_Exercise description_
Go through the data and copy each line where the word "Added" shows up.
--- START ---
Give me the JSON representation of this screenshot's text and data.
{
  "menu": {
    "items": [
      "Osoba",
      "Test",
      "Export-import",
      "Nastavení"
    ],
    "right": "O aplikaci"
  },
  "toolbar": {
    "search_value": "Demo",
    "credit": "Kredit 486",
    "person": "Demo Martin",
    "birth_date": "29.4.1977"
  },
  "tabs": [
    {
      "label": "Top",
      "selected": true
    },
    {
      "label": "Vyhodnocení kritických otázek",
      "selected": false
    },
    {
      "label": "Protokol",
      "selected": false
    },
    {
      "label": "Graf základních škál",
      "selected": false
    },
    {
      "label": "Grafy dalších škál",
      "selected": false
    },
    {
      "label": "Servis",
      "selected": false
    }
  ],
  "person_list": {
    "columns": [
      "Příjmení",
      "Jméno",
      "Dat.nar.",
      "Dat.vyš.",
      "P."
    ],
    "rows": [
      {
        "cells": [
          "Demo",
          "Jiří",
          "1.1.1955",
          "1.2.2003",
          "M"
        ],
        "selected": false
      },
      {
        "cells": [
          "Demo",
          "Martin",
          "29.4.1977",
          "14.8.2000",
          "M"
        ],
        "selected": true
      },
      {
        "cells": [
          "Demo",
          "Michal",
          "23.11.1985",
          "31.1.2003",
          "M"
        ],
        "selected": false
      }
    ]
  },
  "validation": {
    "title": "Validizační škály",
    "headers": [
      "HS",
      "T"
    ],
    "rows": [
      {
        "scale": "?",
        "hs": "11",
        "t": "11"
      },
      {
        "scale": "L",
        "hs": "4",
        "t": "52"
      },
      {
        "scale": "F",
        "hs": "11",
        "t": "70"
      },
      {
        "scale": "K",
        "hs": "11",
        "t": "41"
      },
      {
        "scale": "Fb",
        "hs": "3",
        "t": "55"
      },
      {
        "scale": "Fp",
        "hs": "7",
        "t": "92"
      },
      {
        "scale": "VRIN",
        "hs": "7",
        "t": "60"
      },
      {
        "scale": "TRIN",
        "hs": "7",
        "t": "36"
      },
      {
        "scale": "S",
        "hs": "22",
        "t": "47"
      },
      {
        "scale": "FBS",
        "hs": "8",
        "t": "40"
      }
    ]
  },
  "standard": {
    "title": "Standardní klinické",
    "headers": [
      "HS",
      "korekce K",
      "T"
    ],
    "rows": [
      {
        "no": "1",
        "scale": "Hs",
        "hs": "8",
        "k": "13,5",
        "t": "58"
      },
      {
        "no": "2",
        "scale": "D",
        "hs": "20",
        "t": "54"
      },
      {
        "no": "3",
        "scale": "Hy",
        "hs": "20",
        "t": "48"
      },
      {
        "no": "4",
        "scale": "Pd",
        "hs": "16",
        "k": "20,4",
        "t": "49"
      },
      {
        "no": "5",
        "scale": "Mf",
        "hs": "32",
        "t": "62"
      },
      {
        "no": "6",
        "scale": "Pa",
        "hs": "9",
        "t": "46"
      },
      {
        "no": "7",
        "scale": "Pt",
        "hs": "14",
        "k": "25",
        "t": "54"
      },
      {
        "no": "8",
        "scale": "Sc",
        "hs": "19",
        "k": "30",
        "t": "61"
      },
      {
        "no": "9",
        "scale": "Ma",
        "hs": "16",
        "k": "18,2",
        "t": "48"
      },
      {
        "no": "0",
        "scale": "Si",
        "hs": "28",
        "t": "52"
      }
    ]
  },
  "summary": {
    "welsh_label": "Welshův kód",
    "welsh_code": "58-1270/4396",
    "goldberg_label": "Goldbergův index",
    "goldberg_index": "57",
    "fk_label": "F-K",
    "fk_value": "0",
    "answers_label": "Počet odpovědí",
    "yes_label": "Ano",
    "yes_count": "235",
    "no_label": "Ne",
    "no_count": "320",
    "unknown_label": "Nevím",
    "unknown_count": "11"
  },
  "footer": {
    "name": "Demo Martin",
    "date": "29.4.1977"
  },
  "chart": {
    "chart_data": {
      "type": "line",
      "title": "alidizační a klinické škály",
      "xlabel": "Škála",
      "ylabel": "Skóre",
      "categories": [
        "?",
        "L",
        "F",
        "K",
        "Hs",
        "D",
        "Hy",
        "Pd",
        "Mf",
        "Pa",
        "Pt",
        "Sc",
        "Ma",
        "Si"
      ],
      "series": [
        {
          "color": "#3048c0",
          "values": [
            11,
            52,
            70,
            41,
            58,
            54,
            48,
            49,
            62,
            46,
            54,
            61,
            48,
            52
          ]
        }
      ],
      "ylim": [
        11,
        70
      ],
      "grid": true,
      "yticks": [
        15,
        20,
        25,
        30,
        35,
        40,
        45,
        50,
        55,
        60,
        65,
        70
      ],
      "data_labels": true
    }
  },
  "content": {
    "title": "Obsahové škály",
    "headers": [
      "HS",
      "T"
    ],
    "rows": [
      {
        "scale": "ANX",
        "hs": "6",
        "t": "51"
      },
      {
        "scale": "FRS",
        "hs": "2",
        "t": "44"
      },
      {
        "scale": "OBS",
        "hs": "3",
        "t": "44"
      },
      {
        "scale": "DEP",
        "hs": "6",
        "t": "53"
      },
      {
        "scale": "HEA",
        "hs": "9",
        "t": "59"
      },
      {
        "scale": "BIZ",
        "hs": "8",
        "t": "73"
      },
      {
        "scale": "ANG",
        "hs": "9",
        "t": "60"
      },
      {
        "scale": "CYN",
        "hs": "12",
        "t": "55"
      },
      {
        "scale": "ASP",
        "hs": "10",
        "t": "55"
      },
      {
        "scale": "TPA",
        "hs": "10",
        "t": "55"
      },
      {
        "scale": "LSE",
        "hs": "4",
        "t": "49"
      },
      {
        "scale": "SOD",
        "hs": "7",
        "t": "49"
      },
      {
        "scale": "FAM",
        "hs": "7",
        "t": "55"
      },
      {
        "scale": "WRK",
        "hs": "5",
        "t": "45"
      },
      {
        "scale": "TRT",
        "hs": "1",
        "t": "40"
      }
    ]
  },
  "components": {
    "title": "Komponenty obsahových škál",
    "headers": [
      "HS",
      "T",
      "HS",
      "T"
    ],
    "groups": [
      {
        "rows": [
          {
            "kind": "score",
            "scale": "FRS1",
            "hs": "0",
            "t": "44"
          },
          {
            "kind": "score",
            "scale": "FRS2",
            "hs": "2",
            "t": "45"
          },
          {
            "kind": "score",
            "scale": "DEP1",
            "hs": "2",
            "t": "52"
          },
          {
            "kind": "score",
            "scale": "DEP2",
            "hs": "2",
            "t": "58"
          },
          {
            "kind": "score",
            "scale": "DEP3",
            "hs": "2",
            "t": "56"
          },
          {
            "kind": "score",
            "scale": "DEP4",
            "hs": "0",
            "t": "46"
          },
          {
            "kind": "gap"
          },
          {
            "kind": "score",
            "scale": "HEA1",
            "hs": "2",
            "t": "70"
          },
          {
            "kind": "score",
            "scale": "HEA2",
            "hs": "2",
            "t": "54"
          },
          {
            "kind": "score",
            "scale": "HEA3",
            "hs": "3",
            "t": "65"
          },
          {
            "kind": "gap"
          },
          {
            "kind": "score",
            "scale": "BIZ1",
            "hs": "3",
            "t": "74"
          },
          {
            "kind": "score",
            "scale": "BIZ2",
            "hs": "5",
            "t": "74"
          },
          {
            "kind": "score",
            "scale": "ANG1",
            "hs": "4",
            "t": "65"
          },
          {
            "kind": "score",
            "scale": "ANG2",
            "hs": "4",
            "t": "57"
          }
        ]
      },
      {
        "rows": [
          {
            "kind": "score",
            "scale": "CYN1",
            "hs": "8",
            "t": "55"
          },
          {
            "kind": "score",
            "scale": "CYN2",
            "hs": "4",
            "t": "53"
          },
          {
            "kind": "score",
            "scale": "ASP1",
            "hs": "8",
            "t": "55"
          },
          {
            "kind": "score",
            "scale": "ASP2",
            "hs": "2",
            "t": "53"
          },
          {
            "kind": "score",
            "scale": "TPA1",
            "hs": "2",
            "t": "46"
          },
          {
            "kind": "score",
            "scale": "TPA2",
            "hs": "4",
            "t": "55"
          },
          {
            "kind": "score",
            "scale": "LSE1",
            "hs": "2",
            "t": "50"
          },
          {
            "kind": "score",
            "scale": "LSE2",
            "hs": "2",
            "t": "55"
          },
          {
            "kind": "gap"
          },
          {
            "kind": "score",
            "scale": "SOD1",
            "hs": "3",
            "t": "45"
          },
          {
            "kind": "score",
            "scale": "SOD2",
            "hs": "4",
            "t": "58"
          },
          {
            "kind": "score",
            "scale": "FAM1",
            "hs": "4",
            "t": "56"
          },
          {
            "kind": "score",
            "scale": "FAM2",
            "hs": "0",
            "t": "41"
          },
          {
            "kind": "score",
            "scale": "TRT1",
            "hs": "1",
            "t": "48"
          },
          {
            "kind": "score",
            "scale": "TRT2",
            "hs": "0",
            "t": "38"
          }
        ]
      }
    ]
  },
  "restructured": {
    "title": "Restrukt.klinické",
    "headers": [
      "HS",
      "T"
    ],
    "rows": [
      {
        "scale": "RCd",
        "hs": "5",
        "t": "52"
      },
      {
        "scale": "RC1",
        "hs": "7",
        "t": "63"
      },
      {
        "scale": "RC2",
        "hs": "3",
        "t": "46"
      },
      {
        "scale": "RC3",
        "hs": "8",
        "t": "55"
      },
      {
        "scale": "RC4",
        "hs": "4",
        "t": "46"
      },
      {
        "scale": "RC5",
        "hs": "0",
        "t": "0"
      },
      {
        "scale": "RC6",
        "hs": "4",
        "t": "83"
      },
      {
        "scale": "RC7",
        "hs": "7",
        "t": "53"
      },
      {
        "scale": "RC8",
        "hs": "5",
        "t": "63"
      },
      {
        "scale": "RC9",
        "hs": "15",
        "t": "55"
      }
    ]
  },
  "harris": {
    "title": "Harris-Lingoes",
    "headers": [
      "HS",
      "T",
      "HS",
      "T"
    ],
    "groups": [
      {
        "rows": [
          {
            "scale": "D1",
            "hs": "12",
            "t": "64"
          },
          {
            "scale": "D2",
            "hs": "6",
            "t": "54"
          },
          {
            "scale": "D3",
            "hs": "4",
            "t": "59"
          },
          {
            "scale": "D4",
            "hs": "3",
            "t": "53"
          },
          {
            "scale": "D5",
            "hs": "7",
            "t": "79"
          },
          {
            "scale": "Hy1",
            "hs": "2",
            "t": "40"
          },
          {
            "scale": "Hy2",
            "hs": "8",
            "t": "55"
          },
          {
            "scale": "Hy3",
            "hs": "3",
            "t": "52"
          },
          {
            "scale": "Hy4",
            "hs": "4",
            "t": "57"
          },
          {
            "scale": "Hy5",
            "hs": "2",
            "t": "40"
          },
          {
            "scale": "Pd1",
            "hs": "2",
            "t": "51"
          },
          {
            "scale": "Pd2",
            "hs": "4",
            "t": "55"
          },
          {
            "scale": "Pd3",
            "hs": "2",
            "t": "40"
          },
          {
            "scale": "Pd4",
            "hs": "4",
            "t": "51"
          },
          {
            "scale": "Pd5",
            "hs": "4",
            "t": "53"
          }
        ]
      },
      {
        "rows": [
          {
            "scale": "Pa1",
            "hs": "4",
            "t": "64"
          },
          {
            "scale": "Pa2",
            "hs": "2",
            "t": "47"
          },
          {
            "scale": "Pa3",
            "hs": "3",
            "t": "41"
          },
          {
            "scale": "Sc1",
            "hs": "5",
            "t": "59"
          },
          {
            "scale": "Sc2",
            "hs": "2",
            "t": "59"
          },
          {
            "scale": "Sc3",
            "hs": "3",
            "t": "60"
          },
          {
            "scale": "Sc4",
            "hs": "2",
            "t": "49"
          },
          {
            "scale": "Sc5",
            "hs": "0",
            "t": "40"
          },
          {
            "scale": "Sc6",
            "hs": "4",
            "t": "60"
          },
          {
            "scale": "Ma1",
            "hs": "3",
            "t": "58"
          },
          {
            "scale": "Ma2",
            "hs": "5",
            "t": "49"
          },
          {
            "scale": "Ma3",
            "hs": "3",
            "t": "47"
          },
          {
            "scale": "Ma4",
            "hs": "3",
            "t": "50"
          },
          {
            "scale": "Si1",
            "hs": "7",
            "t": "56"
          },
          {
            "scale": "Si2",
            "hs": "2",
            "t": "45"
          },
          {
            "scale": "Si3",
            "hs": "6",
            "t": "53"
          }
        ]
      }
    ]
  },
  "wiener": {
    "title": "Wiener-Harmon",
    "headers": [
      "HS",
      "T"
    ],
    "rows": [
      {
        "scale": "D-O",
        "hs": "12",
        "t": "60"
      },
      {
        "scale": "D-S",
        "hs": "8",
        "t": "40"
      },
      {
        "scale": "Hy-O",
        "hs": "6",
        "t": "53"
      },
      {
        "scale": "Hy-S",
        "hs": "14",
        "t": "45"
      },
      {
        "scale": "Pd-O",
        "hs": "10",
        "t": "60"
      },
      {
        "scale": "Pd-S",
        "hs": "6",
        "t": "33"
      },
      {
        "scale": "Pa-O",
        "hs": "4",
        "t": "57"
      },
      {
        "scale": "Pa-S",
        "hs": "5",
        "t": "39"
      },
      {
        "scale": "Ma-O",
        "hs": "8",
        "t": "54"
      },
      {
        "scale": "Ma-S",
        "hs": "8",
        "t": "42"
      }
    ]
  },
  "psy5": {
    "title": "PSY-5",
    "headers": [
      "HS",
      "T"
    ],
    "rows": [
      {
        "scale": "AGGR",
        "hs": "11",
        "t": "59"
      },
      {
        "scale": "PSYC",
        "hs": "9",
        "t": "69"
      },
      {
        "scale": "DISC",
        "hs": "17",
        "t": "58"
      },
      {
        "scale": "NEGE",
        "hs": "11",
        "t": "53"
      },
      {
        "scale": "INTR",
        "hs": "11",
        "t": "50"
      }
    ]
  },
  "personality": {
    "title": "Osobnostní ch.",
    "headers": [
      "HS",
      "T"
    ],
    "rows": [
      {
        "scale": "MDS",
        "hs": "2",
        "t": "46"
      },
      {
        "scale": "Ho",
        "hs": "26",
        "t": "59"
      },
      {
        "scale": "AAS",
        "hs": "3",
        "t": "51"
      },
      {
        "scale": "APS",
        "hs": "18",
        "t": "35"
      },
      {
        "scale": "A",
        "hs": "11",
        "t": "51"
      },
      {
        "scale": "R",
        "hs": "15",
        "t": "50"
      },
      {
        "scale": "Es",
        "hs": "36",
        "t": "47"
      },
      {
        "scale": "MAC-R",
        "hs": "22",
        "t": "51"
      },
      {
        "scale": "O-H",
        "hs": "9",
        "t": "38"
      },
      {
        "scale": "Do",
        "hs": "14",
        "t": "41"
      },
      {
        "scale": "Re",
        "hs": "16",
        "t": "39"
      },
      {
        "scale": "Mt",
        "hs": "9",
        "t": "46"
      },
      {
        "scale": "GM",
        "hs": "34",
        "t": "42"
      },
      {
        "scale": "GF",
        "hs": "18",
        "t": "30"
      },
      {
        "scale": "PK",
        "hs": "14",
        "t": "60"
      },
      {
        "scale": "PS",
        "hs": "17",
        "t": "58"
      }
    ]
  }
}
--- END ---
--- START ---
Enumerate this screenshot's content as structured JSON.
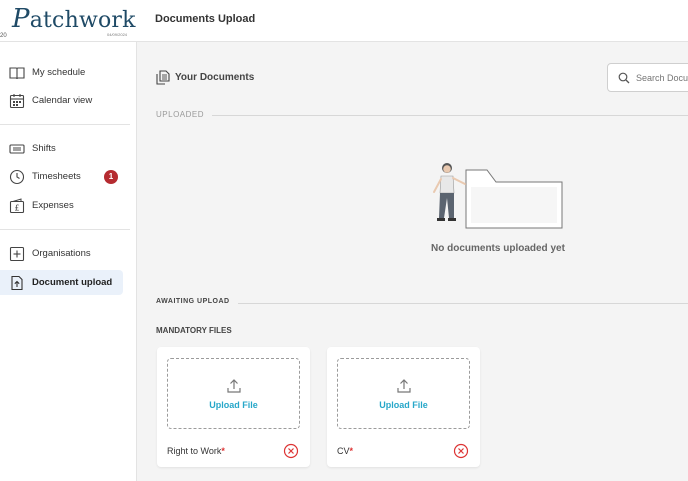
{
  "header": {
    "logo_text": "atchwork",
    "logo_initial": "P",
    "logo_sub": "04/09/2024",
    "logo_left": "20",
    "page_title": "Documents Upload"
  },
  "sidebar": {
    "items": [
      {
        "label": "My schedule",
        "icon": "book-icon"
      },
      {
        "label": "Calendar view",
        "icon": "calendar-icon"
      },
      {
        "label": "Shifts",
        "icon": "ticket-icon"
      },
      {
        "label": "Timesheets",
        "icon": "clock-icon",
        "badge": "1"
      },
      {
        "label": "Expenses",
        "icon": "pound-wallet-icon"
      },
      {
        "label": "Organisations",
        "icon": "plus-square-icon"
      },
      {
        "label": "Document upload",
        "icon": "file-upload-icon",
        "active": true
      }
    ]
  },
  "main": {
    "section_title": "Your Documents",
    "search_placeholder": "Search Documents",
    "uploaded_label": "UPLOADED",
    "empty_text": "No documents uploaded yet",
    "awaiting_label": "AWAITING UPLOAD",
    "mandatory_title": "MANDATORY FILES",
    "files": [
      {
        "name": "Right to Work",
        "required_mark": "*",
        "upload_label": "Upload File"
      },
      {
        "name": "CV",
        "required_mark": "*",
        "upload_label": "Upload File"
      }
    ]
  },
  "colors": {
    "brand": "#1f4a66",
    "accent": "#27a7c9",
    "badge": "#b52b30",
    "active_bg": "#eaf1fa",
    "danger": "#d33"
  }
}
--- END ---
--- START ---
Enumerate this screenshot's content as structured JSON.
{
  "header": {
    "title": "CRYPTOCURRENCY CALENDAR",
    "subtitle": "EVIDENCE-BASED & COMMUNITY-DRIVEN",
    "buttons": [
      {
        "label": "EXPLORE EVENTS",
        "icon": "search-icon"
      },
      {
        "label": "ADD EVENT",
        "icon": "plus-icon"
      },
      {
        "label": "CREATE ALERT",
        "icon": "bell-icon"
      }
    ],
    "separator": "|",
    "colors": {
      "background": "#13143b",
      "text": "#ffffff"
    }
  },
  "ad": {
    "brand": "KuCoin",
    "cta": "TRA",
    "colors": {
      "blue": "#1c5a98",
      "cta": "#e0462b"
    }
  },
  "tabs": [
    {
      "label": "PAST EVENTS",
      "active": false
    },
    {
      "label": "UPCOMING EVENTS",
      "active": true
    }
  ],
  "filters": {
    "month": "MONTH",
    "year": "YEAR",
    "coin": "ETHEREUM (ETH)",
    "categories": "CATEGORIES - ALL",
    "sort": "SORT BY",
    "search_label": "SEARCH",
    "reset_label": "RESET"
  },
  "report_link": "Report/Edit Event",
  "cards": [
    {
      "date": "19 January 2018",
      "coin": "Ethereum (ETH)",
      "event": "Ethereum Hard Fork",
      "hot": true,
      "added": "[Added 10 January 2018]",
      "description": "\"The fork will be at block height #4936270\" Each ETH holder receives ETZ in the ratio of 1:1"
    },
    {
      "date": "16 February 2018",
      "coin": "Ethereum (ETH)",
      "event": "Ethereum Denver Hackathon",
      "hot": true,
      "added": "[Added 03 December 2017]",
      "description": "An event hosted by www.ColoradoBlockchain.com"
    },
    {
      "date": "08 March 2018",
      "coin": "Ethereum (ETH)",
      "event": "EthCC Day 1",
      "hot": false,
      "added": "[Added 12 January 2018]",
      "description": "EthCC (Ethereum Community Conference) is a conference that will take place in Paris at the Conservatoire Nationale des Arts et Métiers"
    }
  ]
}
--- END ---
_Answer_
      "added": "[Added 10 January 2018]",
      "added": "[Added 03 December 2017]",
      "added": "[Added 12 January 2018]",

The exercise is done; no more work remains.